        When leaving I spoke to the Health Secretary she does not know me .She was standing on her own I said Shona can you do me a favour .She said if I can I said sort the cancer thing out for that guy She said I will .
        I am taking that as she will
        I think this will hit the papers

  7. As satire, this article is spot on. As analysis, it is wishful thinking at best. How many times has a Labour “blogger” written an essentially identical article to this over the last ten years, only to be proved entirely wrong when the “dream” is tested in the real world? Too often to count.

    1. Hi there Me Bungo Pony

      Thanks for the comment – obviously I disagree with your analysis. As a first time blogger, I’m aware I’ve limited ability to make my analysis come true. There are a range of moving pieces that no one has full control over that can end up shaping what happens. Time will tell

      All the best
      Andy

    1. Hi kailyard rules,

      Thanks for the comment. If you’ve read the above article and all you see is what you’ve put above, so be it

      Yours
      Andy

  8. Kailyard and bungo Thanks for your comments .I don’t think I did SNP bad
    It was only what I think .
    Anyway I am a rangers supporter we got beat today . Pedro got sent off Celtic supporters have been in touch .
    I know I can rely on you guys for sympathy .
    Think I will turn the oxygen up again

      1. Bungo thanks for your comment
        Our manager is insane the trouble is if Rangers could afford to sack him he might get the Scotland job .And we might get Gordon Strachan.

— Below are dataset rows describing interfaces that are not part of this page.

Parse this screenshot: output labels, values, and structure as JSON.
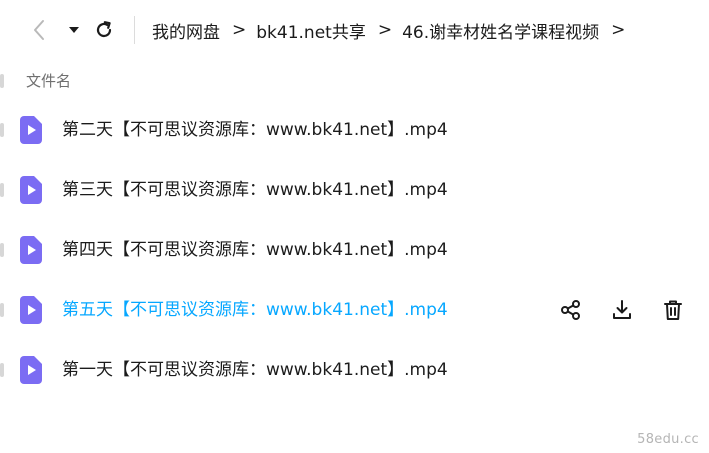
{
  "nav": {
    "back_icon": "chevron-left-icon",
    "dropdown_icon": "caret-down-icon",
    "refresh_icon": "refresh-icon"
  },
  "breadcrumb": {
    "items": [
      "我的网盘",
      "bk41.net共享",
      "46.谢幸材姓名学课程视频"
    ],
    "separator": ">"
  },
  "list": {
    "header": "文件名",
    "files": [
      {
        "name": "第二天【不可思议资源库：www.bk41.net】.mp4"
      },
      {
        "name": "第三天【不可思议资源库：www.bk41.net】.mp4"
      },
      {
        "name": "第四天【不可思议资源库：www.bk41.net】.mp4"
      },
      {
        "name": "第五天【不可思议资源库：www.bk41.net】.mp4"
      },
      {
        "name": "第一天【不可思议资源库：www.bk41.net】.mp4"
      }
    ],
    "hovered_index": 3,
    "file_icon": "video-file-icon"
  },
  "row_actions": {
    "icons": [
      "share-icon",
      "download-icon",
      "delete-icon"
    ]
  },
  "colors": {
    "accent": "#06a7ff",
    "video_icon": "#7b6cf3",
    "text": "#1b1b1b",
    "muted": "#6f6f6f"
  },
  "watermark": "58edu.cc"
}
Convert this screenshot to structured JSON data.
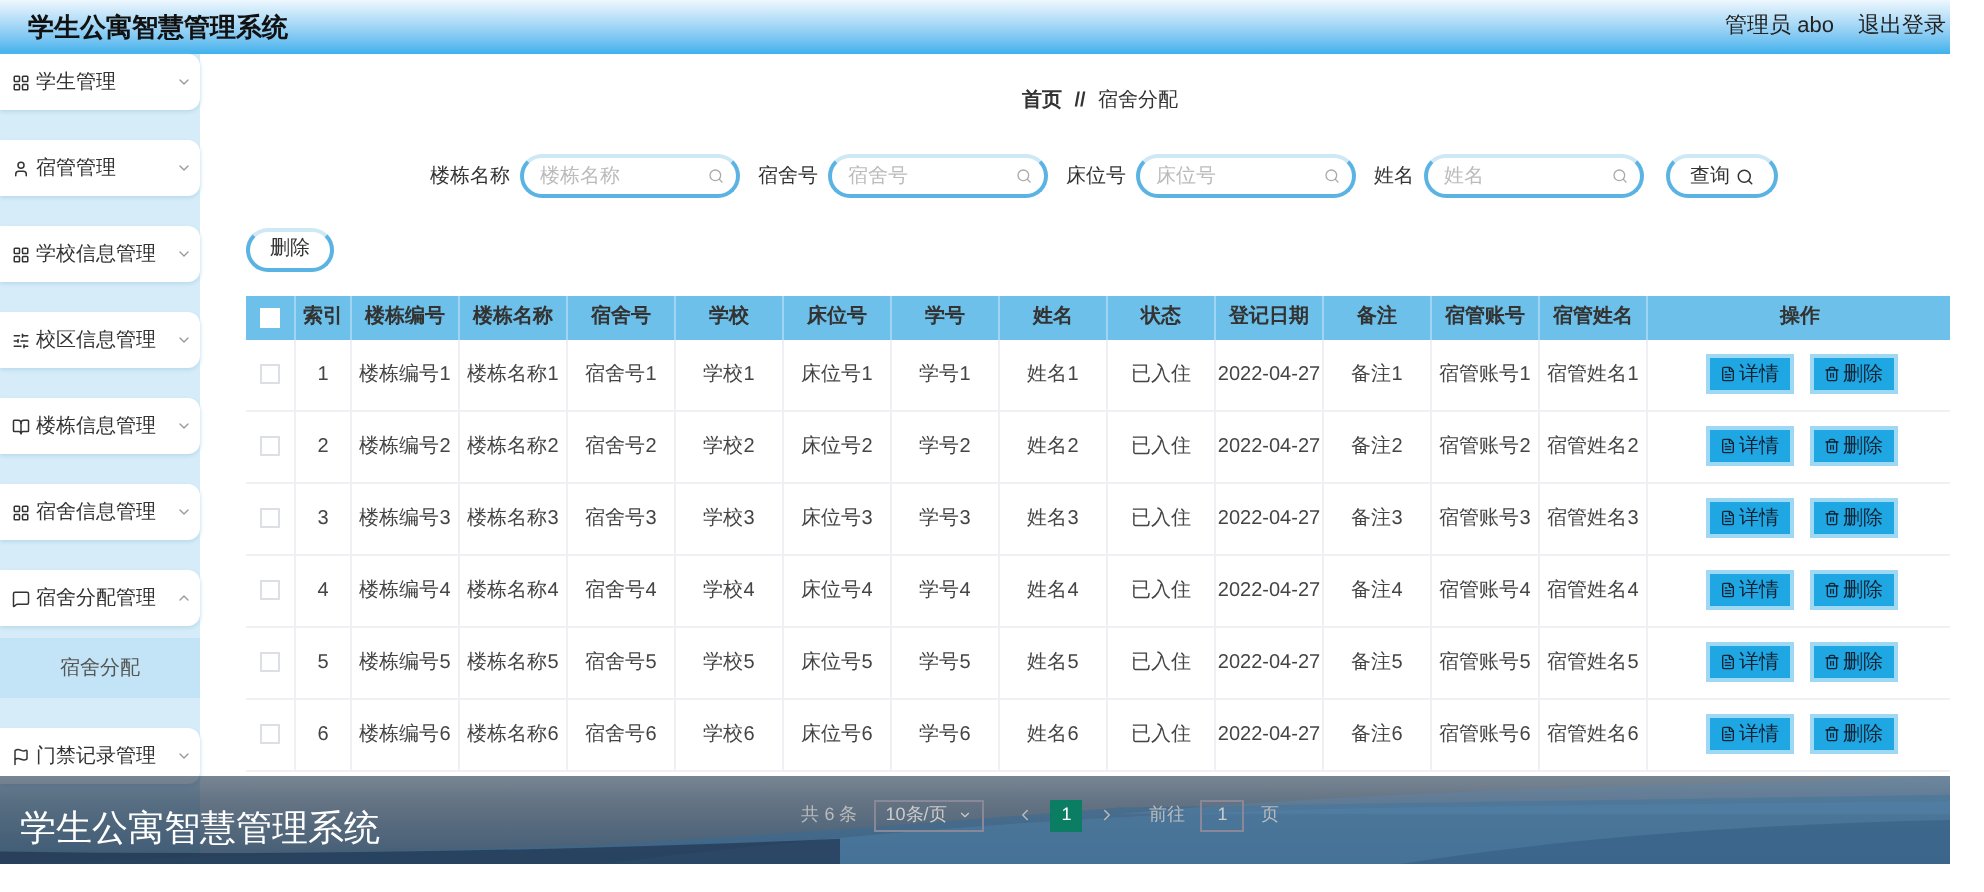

At least he could say a big boy did it

        1. Just watching STV news Celtic manager Brendan Rodgers says a few decisions should have gone Rangers way .Mind you our insane manager has said the team is embaresing

  9. And crazy Pedro is now claiming his player has been unfairly treated . The Motherwell player got off .And politicians think they have problems
    haha

Comments are closed.

%d bloggers like this: